Thursday, 5 February 2015

Dining on Dublin's Docks

Brent Geese have become a very familiar site in Dublin City in recent years often turning up in all sorts of places.Our thanks to Richard Nairn of Natura Environmental Consultants for his insight into the movements of Brent Geese within Dublin Port.

"Brent Geese are now using the inner parts of Dublin Port on a regular basis.  As the winter progresses,  their natural food resources such as eelgrass and green seaweeds become scarcer on the mud and sandflats throughout the bay. The geese seem to have been forced to seek out other feeding areas including golf links, sports pitches and public parks with over a hundred such sites now used around the city.  A recent development has been the tendency of some geese to favour feeding on spilled agricultural products on the quaysides in Dublin Port.   

Feeding flock by the quayside - Richard Nairn

They swim on the River Liffey or in the Alexandra Basin (a deep mooring area for large ships within the port) until any disturbance has passed and then fly up onto the quays where they feed intensively on maize and soya meal among large flocks of pigeons and smaller numbers of gulls.  So far as we are aware this behaviour has not been recorded anywhere else in their range which includes sites in Canada, Iceland and throughout Ireland. I have been monitoring these geese closely over the last few winters and  peaks of up to 450 geese using this source of food have been recorded. 

Brent Geese next to Alexandria Basin - Richard Nairn

 Among them are some colour-ringed geese and the large numbered codes on these rings show that a core group of up to ten individual birds are using the Port on a regular basis, including over several winters.  This suggests that some geese have learned to exploit this food and others then follow them in to share the spoils.

Ringed Brent Goose - Richard Nairn

You can follow the fortunes of the geese on the blog posts of the Irish Brent Goose Research Group at"


  1. There are so many cases, globally, where birds turn to high-energy food where available; my first association goes to the wintering ruffs of the Sahel area. But there is an even closer example: In October, when the sugar-beets are harvested in Skåne, S. Sweden, barnacle geese collect by thousands to devour the sweet-tasting leftovers (they used to be given to the milk-cows earlier, but we have so few cows today). The ensuing fattening may be one reason for the widespread wintering of barnacle geese in South Sweden in later years.

  2. As early as 1986, Vitousek, Ehrlich, Ehrlich & Watson wrote in Bioscience: We estimate that organic material equivalent to about 40 % of present net primary production in terrestrial ecosystems is being co-opted by human beings each year.
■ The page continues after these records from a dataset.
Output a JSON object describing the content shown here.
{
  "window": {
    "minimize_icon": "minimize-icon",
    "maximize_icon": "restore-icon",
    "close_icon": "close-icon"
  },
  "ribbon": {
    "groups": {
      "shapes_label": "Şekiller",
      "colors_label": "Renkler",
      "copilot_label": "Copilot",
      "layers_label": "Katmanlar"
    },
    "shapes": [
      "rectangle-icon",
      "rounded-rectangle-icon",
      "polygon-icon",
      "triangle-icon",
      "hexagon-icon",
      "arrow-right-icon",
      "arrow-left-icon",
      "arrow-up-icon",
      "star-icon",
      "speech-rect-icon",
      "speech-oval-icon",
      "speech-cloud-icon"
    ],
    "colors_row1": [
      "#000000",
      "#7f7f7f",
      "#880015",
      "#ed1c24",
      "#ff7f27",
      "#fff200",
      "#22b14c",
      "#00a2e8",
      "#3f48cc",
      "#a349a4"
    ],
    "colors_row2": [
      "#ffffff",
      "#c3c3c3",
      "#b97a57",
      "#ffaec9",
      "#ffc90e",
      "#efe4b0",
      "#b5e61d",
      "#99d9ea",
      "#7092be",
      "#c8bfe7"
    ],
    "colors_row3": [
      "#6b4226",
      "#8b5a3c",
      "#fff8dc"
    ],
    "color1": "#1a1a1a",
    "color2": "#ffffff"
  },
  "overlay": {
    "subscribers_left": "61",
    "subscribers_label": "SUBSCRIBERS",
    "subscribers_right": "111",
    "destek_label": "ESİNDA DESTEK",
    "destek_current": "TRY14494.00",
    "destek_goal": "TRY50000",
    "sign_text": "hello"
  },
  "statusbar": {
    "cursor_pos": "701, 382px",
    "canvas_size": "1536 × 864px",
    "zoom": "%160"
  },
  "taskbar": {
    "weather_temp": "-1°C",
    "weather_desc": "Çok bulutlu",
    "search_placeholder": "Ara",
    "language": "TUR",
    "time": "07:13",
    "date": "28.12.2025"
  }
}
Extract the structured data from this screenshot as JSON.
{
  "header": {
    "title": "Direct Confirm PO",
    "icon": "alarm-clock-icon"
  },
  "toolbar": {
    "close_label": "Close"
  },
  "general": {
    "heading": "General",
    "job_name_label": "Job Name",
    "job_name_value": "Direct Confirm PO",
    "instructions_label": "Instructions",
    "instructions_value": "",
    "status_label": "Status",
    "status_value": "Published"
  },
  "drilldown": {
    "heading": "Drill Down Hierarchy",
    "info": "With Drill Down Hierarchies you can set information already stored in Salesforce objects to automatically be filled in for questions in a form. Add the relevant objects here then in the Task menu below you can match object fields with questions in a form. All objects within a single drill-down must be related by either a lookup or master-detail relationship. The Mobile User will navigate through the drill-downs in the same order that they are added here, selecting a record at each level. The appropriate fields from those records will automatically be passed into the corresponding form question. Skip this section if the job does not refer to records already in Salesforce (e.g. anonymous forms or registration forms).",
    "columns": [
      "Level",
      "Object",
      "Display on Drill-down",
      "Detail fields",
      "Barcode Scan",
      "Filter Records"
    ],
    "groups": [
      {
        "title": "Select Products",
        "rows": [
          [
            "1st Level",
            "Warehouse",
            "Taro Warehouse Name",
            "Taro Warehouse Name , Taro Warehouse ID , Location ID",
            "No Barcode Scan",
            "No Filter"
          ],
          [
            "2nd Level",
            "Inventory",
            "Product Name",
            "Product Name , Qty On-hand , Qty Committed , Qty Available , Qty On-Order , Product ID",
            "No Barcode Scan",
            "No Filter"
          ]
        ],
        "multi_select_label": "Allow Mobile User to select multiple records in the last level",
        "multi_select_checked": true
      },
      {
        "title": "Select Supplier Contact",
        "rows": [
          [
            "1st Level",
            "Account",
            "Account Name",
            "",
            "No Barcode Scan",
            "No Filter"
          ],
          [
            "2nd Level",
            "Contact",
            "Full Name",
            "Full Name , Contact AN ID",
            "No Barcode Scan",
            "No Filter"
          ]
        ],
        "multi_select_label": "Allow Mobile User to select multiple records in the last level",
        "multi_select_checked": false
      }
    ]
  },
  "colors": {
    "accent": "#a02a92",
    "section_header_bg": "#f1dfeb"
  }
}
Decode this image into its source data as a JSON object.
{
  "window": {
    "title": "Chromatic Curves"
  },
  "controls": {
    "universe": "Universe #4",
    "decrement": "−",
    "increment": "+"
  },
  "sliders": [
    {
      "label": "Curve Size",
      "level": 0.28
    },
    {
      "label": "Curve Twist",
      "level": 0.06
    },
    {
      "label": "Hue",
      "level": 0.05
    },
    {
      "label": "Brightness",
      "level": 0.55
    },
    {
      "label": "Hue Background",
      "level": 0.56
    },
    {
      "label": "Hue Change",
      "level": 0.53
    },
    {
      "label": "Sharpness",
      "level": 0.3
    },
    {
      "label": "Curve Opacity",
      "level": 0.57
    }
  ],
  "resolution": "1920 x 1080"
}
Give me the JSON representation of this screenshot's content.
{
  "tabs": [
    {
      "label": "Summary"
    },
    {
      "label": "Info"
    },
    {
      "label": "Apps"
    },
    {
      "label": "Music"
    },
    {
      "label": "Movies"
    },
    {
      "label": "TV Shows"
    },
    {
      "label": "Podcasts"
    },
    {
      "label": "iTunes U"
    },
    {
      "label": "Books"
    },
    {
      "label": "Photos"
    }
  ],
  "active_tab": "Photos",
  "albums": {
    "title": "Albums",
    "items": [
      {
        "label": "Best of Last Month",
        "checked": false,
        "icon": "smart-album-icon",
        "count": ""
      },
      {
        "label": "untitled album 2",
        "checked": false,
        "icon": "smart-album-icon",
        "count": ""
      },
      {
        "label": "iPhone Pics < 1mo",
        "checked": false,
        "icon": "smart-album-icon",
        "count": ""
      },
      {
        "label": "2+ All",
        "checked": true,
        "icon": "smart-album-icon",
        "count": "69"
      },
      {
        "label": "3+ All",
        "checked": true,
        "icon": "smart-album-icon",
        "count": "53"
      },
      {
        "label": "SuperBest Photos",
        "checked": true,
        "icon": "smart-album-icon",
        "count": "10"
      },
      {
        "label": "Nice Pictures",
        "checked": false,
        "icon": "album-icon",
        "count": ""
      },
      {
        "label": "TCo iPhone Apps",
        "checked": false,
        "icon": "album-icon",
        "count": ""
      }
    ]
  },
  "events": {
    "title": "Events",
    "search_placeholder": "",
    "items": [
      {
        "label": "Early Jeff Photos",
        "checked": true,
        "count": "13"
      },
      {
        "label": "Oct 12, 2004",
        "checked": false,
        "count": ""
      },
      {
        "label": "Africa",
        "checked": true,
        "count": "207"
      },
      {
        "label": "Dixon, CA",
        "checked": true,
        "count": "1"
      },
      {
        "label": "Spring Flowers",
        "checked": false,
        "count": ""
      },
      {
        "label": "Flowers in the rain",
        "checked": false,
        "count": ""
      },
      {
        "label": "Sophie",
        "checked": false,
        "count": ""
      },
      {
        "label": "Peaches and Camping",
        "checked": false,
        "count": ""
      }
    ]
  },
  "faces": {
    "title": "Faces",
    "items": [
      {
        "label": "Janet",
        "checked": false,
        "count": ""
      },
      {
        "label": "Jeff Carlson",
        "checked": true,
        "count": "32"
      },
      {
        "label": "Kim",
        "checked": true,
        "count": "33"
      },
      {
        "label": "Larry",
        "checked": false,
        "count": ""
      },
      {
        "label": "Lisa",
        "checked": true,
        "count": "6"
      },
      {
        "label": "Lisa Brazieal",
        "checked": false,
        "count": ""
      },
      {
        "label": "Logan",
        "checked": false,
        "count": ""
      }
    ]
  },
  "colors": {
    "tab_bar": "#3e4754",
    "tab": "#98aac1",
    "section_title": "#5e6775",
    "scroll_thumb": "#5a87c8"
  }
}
That amount is well over 50 % today, and increasing all the time, so where is animal evolution to head?